Pointing out that popular attractions such as Universal Studios and San Diego’s Sea World are, respectively, an hour north and two hours’ south of Los Angeles International Airport, Orange County represents a nice midpoint for travelers to Southern California, said Ann Gallaugher, vice-president of tourism development for the Anaheim/Orange County Visitors and Convention Bureau.
Its fledgling effort to target Chinese tourists will enable the county to tap state and federal resources in tourism promotion.
In 2007, the United States received approved destination status from China upon completion of a bilateral tourism agreement. Three years later, President Barack Obama signed the Travel Promotion Act, establishing Brand USA, a public-private partnership to promote international tourism to the US.
Caroline Beteta, president and CEO of the statewide promotion agency Visit California and chairwoman of Brand USA, said 42 million people from outside the US visited California last year.
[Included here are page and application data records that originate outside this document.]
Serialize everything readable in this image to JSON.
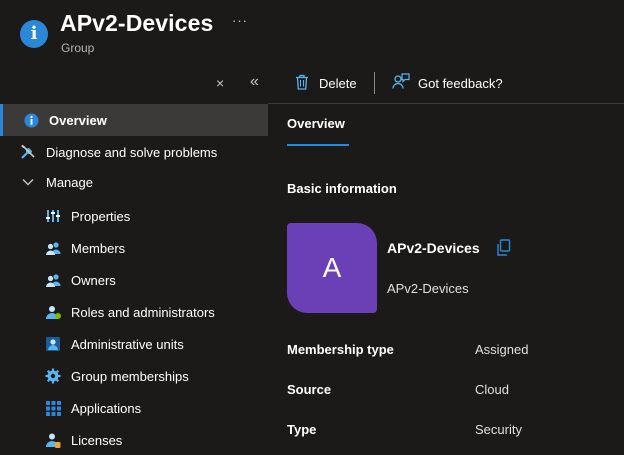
{
  "header": {
    "title": "APv2-Devices",
    "subtitle": "Group",
    "more": "···"
  },
  "nav": {
    "collapse_glyph": "«",
    "pin_glyph": "×",
    "items": [
      {
        "label": "Overview",
        "icon": "info-icon"
      },
      {
        "label": "Diagnose and solve problems",
        "icon": "tools-icon"
      },
      {
        "label": "Manage",
        "icon": "chevron-down-icon"
      },
      {
        "label": "Properties",
        "icon": "properties-icon"
      },
      {
        "label": "Members",
        "icon": "members-icon"
      },
      {
        "label": "Owners",
        "icon": "owners-icon"
      },
      {
        "label": "Roles and administrators",
        "icon": "roles-icon"
      },
      {
        "label": "Administrative units",
        "icon": "admin-units-icon"
      },
      {
        "label": "Group memberships",
        "icon": "gear-icon"
      },
      {
        "label": "Applications",
        "icon": "apps-grid-icon"
      },
      {
        "label": "Licenses",
        "icon": "licenses-icon"
      }
    ]
  },
  "toolbar": {
    "delete_label": "Delete",
    "feedback_label": "Got feedback?"
  },
  "tabs": {
    "overview": "Overview"
  },
  "basic": {
    "title": "Basic information",
    "avatar_letter": "A",
    "name": "APv2-Devices",
    "description": "APv2-Devices"
  },
  "properties": [
    {
      "label": "Membership type",
      "value": "Assigned"
    },
    {
      "label": "Source",
      "value": "Cloud"
    },
    {
      "label": "Type",
      "value": "Security"
    }
  ],
  "colors": {
    "accent": "#2b88d8",
    "avatar": "#6b3fb5",
    "background": "#1b1a19",
    "active_item": "#3b3a39"
  }
}
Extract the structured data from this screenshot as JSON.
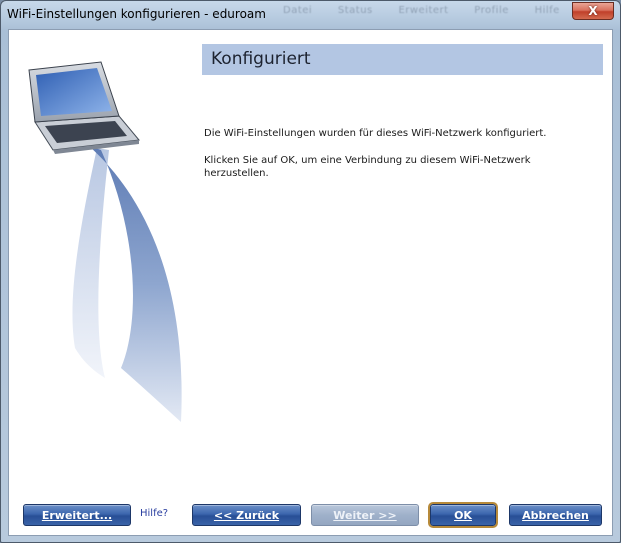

The goal is to welcome 100 million international visitors annually by 2021.
“California is a very popular destination for the very affluent Chinese travelers. They want not only to stay in five star hotels, but also have an appointment with their realtor and visit properties for investment”, said Pierre Gervois, CEO of China Elite Focus Magazines and publisher of the magazine Luxury Hotels of America, a publication in Chinese language for affluent Chinese travelers planning their leisure trip to the United States.  Gervois added “We feature a growing part of our content about California, and our readers ask for more”.
The travel industry is an engine of US economic growth. It employs 7.7 million people nationwide and 917,000 in California.
This year, Beteta said, the number of foreign tourists is expected to increase by 2.2 percent from 2012 while their spending rises 5.1 percent.
For the US, growth in tourism from China is up nearly 900 percent over the past decade. The country is sixth on the list of countries from which US-bound tourists arrive.
“But China will quickly move up with its exponential growth,” said Beteta, who recently accompanied Governor Jerry Brown on a trip to China to promote California businesses.
“The Chinese media no longer asked visa questions anymore,” she said, indicating that US efforts to increase access to foreign tourists are paying off.
During Brown’s trip, Chinese actress Gao Yuanyuan was chosen be California’s travel ambassador to her home country. Gao has 20 million followers on her Sina Weibo microblogging account. Officials hope she can help the state reach its goal of attracting 1.1 million Chinese visitors by 2015.

Leave a comment

Filed under California